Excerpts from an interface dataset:
==========
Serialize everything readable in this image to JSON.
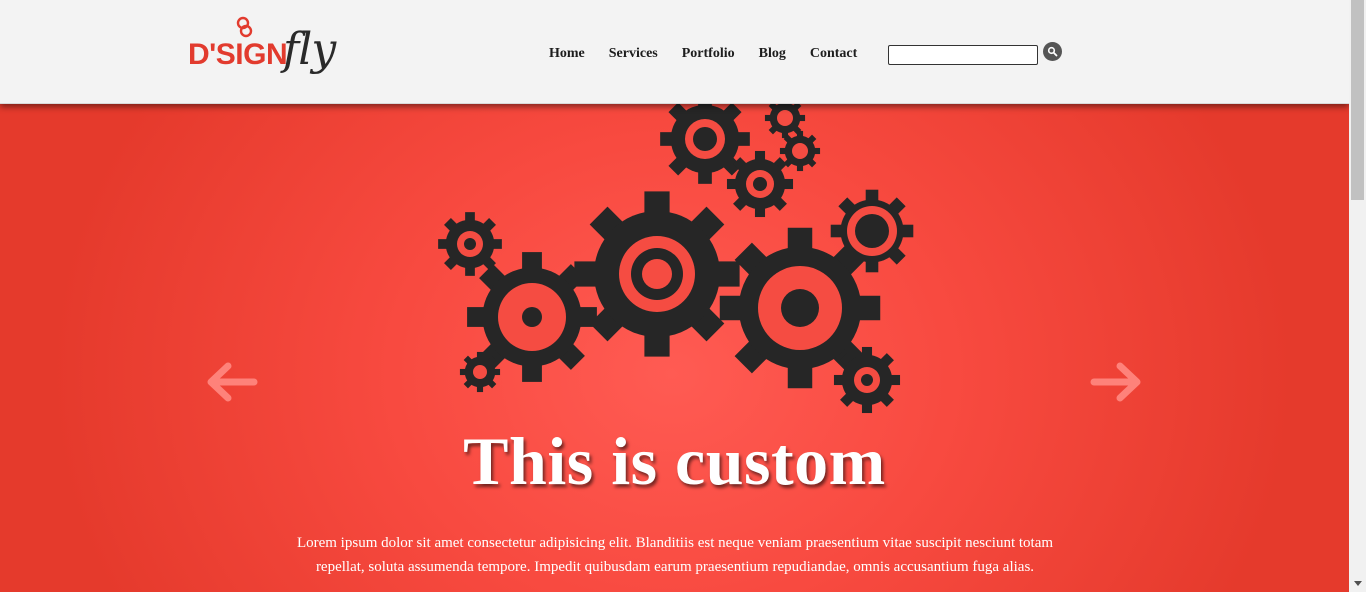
{
  "header": {
    "logo": {
      "main": "D'SIGN",
      "script": "fly"
    },
    "nav": {
      "home": "Home",
      "services": "Services",
      "portfolio": "Portfolio",
      "blog": "Blog",
      "contact": "Contact"
    },
    "search": {
      "value": "",
      "placeholder": ""
    }
  },
  "hero": {
    "title": "This is custom",
    "text": "Lorem ipsum dolor sit amet consectetur adipisicing elit. Blanditiis est neque veniam praesentium vitae suscipit nesciunt totam repellat, soluta assumenda tempore. Impedit quibusdam earum praesentium repudiandae, omnis accusantium fuga alias.",
    "icon": "gears-icon"
  },
  "colors": {
    "brand": "#e23b2e",
    "hero_background": "#f84a40",
    "gears": "#262626",
    "header_background": "#f3f3f3"
  }
}
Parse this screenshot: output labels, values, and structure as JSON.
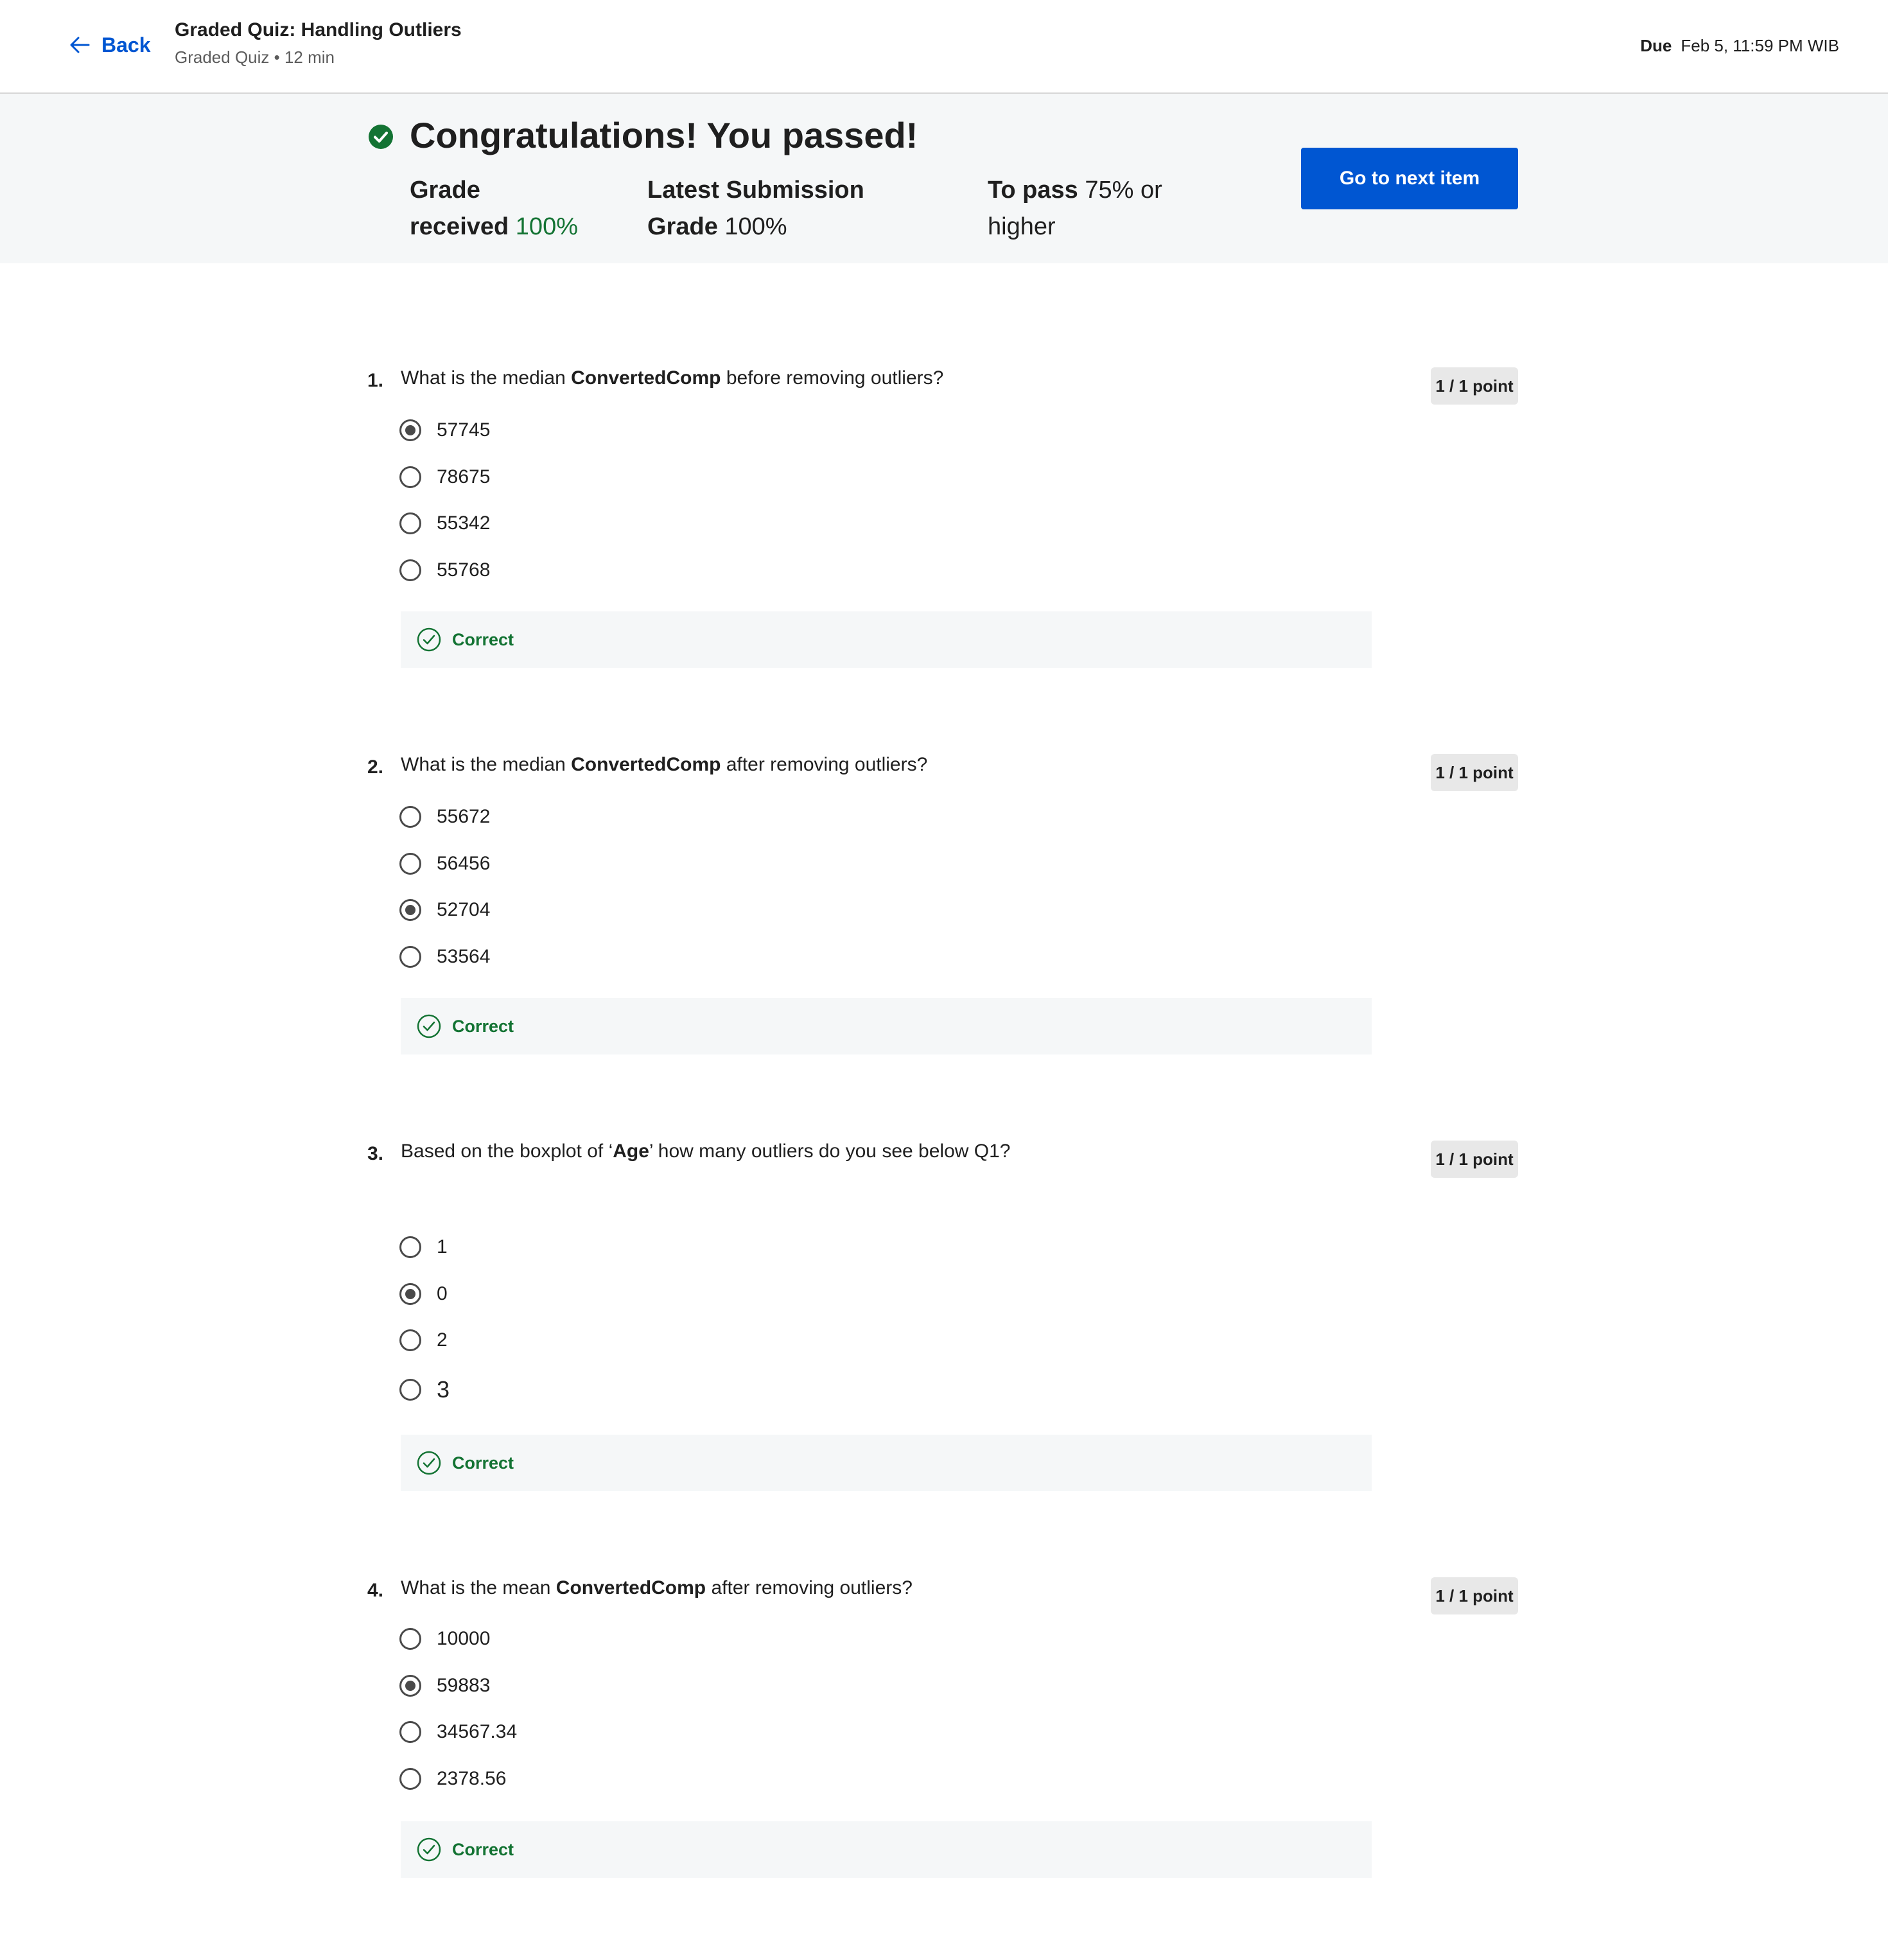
{
  "header": {
    "back_label": "Back",
    "title": "Graded Quiz: Handling Outliers",
    "subtitle": "Graded Quiz • 12 min",
    "due_label": "Due",
    "due_value": "Feb 5, 11:59 PM WIB"
  },
  "banner": {
    "headline": "Congratulations! You passed!",
    "grade_label_1": "Grade",
    "grade_label_2": "received",
    "grade_value": "100%",
    "latest_label_1": "Latest Submission",
    "latest_label_2": "Grade",
    "latest_value": "100%",
    "pass_label": "To pass",
    "pass_value_1": "75% or",
    "pass_value_2": "higher",
    "next_button": "Go to next item",
    "accent_color": "#137333",
    "button_color": "#0056d2"
  },
  "questions": [
    {
      "number": "1.",
      "text_before": "What is the median ",
      "text_bold": "ConvertedComp",
      "text_after": " before removing outliers?",
      "points": "1 / 1 point",
      "options": [
        "57745",
        "78675",
        "55342",
        "55768"
      ],
      "selected_index": 0,
      "feedback": "Correct"
    },
    {
      "number": "2.",
      "text_before": "What is the median ",
      "text_bold": "ConvertedComp",
      "text_after": " after removing outliers?",
      "points": "1 / 1 point",
      "options": [
        "55672",
        "56456",
        "52704",
        "53564"
      ],
      "selected_index": 2,
      "feedback": "Correct"
    },
    {
      "number": "3.",
      "text_before": "Based on the boxplot of ‘",
      "text_bold": "Age",
      "text_after": "’ how many outliers do you see below Q1?",
      "points": "1 / 1 point",
      "options": [
        "1",
        "0",
        "2",
        "3"
      ],
      "selected_index": 1,
      "feedback": "Correct"
    },
    {
      "number": "4.",
      "text_before": "What is the mean ",
      "text_bold": "ConvertedComp",
      "text_after": " after removing outliers?",
      "points": "1 / 1 point",
      "options": [
        "10000",
        "59883",
        "34567.34",
        "2378.56"
      ],
      "selected_index": 1,
      "feedback": "Correct"
    }
  ]
}
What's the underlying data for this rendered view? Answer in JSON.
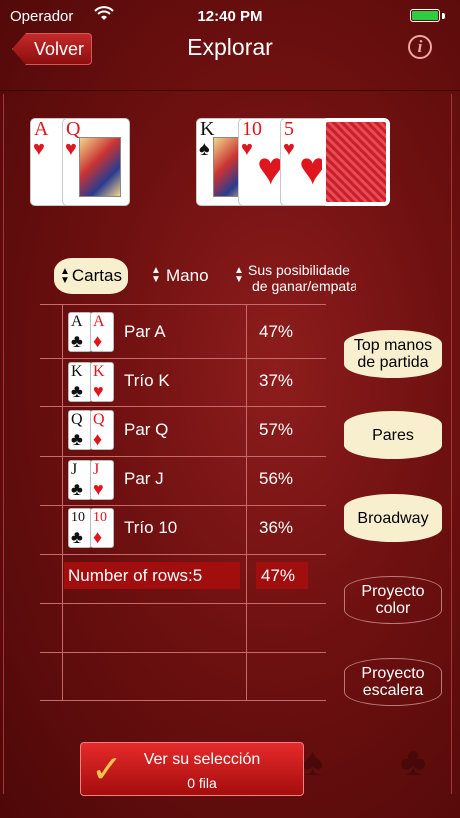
{
  "status": {
    "carrier": "Operador",
    "time": "12:40 PM",
    "battery_level": 1.0
  },
  "nav": {
    "back_label": "Volver",
    "title": "Explorar",
    "info_label": "i"
  },
  "top_hands": {
    "hand1": [
      {
        "rank": "A",
        "suit": "♥",
        "color": "red"
      },
      {
        "rank": "Q",
        "suit": "♥",
        "color": "red",
        "face": true
      }
    ],
    "hand2": [
      {
        "rank": "K",
        "suit": "♠",
        "color": "black",
        "face": true
      },
      {
        "rank": "10",
        "suit": "♥",
        "color": "red"
      },
      {
        "rank": "5",
        "suit": "♥",
        "color": "red"
      },
      {
        "back": true
      }
    ]
  },
  "columns": {
    "cartas": "Cartas",
    "mano": "Mano",
    "posibilidades_l1": "Sus posibilidade",
    "posibilidades_l2": "de ganar/empata"
  },
  "rows": [
    {
      "c1": "A",
      "s1": "♣",
      "col1": "black",
      "c2": "A",
      "s2": "♦",
      "col2": "red",
      "hand": "Par A",
      "pct": "47%"
    },
    {
      "c1": "K",
      "s1": "♣",
      "col1": "black",
      "c2": "K",
      "s2": "♥",
      "col2": "red",
      "hand": "Trío K",
      "pct": "37%"
    },
    {
      "c1": "Q",
      "s1": "♣",
      "col1": "black",
      "c2": "Q",
      "s2": "♦",
      "col2": "red",
      "hand": "Par Q",
      "pct": "57%"
    },
    {
      "c1": "J",
      "s1": "♣",
      "col1": "black",
      "c2": "J",
      "s2": "♥",
      "col2": "red",
      "hand": "Par J",
      "pct": "56%"
    },
    {
      "c1": "10",
      "s1": "♣",
      "col1": "black",
      "c2": "10",
      "s2": "♦",
      "col2": "red",
      "hand": "Trío 10",
      "pct": "36%"
    }
  ],
  "summary": {
    "rows_label": "Number of rows:5",
    "pct": "47%"
  },
  "side_buttons": {
    "top": "Top manos de partida",
    "pares": "Pares",
    "broadway": "Broadway",
    "proyecto_color": "Proyecto color",
    "proyecto_escalera": "Proyecto escalera"
  },
  "selection": {
    "title": "Ver su selección",
    "count": "0 fila"
  }
}
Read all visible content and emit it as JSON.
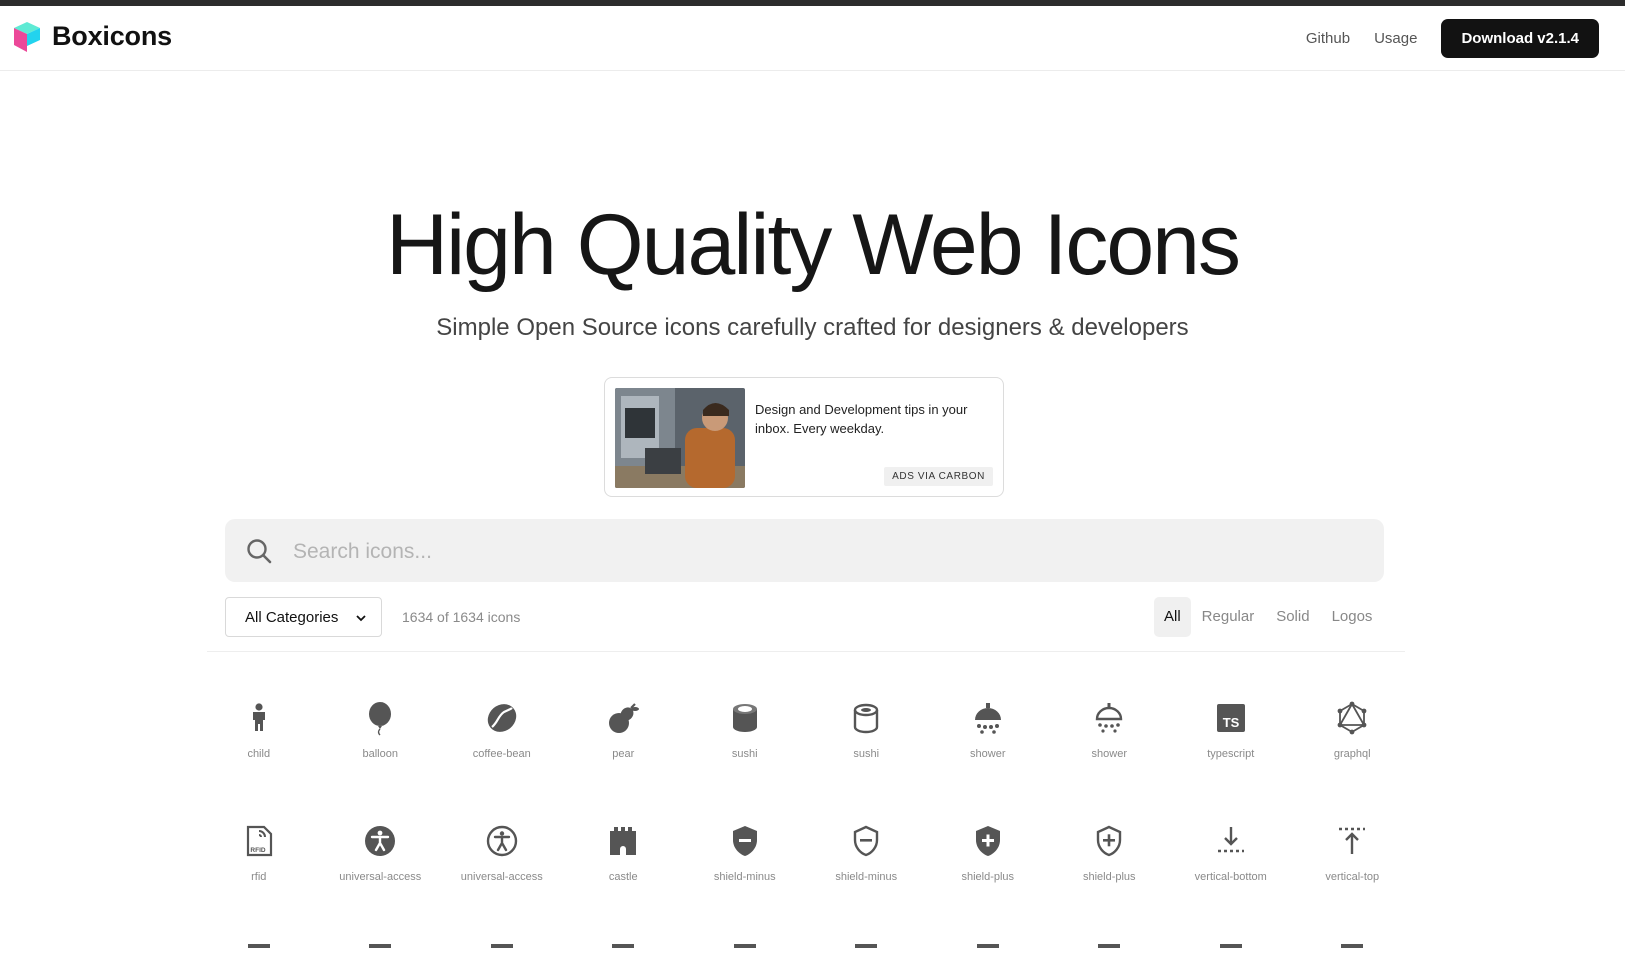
{
  "brand": {
    "name": "Boxicons",
    "logo_icon": "boxicons-cube-logo"
  },
  "nav": {
    "links": [
      "Github",
      "Usage"
    ],
    "download_label": "Download v2.1.4"
  },
  "hero": {
    "title": "High Quality Web Icons",
    "subtitle": "Simple Open Source icons carefully crafted for designers & developers"
  },
  "ad": {
    "text": "Design and Development tips in your inbox. Every weekday.",
    "tag": "ADS VIA CARBON"
  },
  "search": {
    "placeholder": "Search icons...",
    "value": ""
  },
  "filters": {
    "category": "All Categories",
    "count_text": "1634 of 1634 icons",
    "types": [
      "All",
      "Regular",
      "Solid",
      "Logos"
    ],
    "active_type": "All"
  },
  "icons": [
    {
      "label": "child",
      "icon": "child-icon"
    },
    {
      "label": "balloon",
      "icon": "balloon-icon"
    },
    {
      "label": "coffee-bean",
      "icon": "coffee-bean-icon"
    },
    {
      "label": "pear",
      "icon": "pear-icon"
    },
    {
      "label": "sushi",
      "icon": "sushi-solid-icon"
    },
    {
      "label": "sushi",
      "icon": "sushi-regular-icon"
    },
    {
      "label": "shower",
      "icon": "shower-solid-icon"
    },
    {
      "label": "shower",
      "icon": "shower-regular-icon"
    },
    {
      "label": "typescript",
      "icon": "typescript-icon"
    },
    {
      "label": "graphql",
      "icon": "graphql-icon"
    },
    {
      "label": "rfid",
      "icon": "rfid-icon"
    },
    {
      "label": "universal-access",
      "icon": "universal-access-solid-icon"
    },
    {
      "label": "universal-access",
      "icon": "universal-access-regular-icon"
    },
    {
      "label": "castle",
      "icon": "castle-icon"
    },
    {
      "label": "shield-minus",
      "icon": "shield-minus-solid-icon"
    },
    {
      "label": "shield-minus",
      "icon": "shield-minus-regular-icon"
    },
    {
      "label": "shield-plus",
      "icon": "shield-plus-solid-icon"
    },
    {
      "label": "shield-plus",
      "icon": "shield-plus-regular-icon"
    },
    {
      "label": "vertical-bottom",
      "icon": "vertical-bottom-icon"
    },
    {
      "label": "vertical-top",
      "icon": "vertical-top-icon"
    }
  ],
  "colors": {
    "icon": "#555555",
    "button": "#121212",
    "logo_cyan": "#22d3ee",
    "logo_pink": "#ec4899"
  }
}
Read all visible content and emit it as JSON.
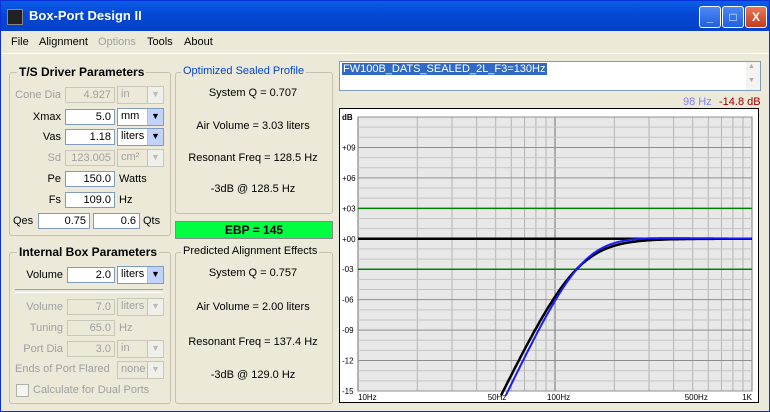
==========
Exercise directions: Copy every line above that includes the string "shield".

Exercise output:
      "label": "shield-minus",
      "icon": "shield-minus-solid-icon"
      "label": "shield-minus",
      "icon": "shield-minus-regular-icon"
      "label": "shield-plus",
      "icon": "shield-plus-solid-icon"
      "label": "shield-plus",
      "icon": "shield-plus-regular-icon"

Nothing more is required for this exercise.